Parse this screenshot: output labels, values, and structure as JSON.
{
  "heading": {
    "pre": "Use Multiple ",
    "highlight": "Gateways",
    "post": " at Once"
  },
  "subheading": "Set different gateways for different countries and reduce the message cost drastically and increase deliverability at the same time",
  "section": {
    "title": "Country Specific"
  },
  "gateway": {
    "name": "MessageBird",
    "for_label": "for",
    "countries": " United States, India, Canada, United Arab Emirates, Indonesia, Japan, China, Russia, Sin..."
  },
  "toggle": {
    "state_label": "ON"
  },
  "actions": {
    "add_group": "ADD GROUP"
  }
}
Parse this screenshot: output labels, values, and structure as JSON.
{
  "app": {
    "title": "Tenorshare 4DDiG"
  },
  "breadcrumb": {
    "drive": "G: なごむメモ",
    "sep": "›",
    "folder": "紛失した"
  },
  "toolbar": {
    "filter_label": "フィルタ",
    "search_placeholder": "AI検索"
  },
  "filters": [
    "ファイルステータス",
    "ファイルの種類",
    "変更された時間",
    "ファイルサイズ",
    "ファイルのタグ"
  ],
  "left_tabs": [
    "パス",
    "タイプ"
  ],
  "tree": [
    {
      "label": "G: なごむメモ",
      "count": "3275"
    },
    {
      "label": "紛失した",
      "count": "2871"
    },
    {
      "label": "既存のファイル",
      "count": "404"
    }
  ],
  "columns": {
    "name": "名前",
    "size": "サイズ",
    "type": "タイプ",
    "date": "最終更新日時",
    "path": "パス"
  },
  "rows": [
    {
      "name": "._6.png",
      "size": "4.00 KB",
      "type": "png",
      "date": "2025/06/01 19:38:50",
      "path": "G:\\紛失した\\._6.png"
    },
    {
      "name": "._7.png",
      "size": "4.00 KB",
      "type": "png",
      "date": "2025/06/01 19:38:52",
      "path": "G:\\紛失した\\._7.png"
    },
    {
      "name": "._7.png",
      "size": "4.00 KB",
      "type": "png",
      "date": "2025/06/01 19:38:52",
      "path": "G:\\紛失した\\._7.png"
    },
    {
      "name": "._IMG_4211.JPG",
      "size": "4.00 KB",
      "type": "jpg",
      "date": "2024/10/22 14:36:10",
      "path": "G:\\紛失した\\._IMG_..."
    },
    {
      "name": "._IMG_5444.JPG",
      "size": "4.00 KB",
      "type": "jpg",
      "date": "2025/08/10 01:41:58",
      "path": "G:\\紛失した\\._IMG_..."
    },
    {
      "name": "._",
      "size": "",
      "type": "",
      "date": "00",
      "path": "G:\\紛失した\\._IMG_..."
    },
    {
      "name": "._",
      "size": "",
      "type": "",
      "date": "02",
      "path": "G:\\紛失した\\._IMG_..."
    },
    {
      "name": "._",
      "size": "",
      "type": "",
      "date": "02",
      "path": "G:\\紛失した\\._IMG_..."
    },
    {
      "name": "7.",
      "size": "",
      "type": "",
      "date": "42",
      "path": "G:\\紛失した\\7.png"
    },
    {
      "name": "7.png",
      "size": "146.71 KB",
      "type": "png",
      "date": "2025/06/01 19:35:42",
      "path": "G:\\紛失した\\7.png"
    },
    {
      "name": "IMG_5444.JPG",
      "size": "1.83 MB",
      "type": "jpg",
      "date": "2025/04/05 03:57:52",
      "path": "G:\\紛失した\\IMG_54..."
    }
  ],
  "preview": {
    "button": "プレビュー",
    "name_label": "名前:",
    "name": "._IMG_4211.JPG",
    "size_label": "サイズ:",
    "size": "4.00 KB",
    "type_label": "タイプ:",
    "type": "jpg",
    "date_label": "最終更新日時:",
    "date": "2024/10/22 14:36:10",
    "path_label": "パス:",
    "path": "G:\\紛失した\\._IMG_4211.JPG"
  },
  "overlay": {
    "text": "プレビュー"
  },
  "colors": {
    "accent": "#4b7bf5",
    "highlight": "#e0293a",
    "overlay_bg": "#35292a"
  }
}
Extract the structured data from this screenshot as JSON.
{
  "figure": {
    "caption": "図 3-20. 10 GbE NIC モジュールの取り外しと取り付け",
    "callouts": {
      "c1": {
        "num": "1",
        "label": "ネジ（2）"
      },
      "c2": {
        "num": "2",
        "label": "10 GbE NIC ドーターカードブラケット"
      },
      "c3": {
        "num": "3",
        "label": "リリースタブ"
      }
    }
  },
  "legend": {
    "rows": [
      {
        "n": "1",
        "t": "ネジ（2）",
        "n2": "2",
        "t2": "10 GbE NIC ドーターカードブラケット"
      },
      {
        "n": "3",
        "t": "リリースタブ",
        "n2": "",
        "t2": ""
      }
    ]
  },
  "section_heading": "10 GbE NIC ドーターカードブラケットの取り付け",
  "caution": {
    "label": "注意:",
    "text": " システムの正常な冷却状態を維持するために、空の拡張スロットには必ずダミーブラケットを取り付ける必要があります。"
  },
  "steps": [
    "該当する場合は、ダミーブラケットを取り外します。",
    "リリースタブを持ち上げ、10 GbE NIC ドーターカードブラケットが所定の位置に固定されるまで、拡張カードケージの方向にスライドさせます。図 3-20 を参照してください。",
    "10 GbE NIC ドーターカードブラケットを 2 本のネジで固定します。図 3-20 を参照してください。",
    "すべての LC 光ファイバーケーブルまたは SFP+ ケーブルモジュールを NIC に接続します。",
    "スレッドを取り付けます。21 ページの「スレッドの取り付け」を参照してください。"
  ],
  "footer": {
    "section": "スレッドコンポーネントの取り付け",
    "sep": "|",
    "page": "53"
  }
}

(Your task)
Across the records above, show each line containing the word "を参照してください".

(Exercise solution)
    "リリースタブを持ち上げ、10 GbE NIC ドーターカードブラケットが所定の位置に固定されるまで、拡張カードケージの方向にスライドさせます。図 3-20 を参照してください。",
    "10 GbE NIC ドーターカードブラケットを 2 本のネジで固定します。図 3-20 を参照してください。",
    "スレッドを取り付けます。21 ページの「スレッドの取り付け」を参照してください。"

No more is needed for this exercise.